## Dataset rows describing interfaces

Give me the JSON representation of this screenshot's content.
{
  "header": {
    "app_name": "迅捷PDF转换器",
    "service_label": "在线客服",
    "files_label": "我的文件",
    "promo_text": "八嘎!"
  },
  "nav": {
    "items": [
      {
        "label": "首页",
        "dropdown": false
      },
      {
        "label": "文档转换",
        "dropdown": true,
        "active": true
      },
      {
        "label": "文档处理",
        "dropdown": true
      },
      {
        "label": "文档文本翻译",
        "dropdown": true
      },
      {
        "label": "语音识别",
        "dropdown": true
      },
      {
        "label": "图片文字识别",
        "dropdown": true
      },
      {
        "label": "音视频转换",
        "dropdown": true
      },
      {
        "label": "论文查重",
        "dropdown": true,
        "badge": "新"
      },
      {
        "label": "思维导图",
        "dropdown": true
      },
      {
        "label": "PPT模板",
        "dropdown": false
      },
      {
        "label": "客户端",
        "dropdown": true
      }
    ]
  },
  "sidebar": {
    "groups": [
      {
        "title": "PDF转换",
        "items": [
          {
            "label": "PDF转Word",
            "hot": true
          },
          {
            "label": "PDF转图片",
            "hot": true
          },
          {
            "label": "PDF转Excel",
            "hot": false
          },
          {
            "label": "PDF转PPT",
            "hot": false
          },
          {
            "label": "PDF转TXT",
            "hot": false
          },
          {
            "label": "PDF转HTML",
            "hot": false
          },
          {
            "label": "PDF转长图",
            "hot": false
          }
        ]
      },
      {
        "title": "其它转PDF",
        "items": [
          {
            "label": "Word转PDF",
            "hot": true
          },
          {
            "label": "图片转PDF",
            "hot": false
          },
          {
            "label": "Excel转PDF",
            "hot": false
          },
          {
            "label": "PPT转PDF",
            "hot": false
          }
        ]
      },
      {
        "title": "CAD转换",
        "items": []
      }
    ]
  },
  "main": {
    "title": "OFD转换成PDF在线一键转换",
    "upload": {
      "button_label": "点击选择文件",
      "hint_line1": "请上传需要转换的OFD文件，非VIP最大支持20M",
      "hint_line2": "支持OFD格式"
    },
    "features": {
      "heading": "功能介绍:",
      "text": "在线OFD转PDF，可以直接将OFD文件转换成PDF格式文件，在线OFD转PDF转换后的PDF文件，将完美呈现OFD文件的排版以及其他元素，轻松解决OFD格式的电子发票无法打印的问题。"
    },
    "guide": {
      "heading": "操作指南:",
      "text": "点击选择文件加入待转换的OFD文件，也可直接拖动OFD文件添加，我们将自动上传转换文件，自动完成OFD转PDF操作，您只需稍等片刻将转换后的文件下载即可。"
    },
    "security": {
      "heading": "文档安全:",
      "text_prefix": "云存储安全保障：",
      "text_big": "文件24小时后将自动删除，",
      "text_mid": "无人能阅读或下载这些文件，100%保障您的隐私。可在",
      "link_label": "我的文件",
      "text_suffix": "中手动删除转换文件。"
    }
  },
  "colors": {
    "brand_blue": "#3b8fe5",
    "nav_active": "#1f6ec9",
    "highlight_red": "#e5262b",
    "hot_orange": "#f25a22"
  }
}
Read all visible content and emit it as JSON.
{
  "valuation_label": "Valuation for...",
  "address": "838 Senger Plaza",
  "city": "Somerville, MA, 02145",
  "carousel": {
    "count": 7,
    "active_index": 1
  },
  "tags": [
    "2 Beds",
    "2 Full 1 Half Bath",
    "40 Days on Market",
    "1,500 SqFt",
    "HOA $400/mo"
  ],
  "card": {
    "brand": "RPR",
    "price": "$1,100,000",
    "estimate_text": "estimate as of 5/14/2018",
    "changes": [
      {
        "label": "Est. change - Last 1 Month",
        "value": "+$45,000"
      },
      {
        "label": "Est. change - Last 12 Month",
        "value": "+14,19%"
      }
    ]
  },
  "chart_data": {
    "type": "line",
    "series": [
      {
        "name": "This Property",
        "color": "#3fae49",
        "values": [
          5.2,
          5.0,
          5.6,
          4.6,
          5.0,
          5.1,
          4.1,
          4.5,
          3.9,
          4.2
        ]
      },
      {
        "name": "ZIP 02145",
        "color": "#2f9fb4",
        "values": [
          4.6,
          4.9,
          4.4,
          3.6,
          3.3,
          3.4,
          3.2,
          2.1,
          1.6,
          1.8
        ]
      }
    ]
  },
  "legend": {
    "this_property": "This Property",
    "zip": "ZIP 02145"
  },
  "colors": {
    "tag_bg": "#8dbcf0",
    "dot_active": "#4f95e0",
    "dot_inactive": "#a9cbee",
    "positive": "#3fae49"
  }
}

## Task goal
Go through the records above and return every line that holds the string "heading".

## Solution to this exercise
      "heading": "功能介绍:",
      "heading": "操作指南:",
      "heading": "文档安全:",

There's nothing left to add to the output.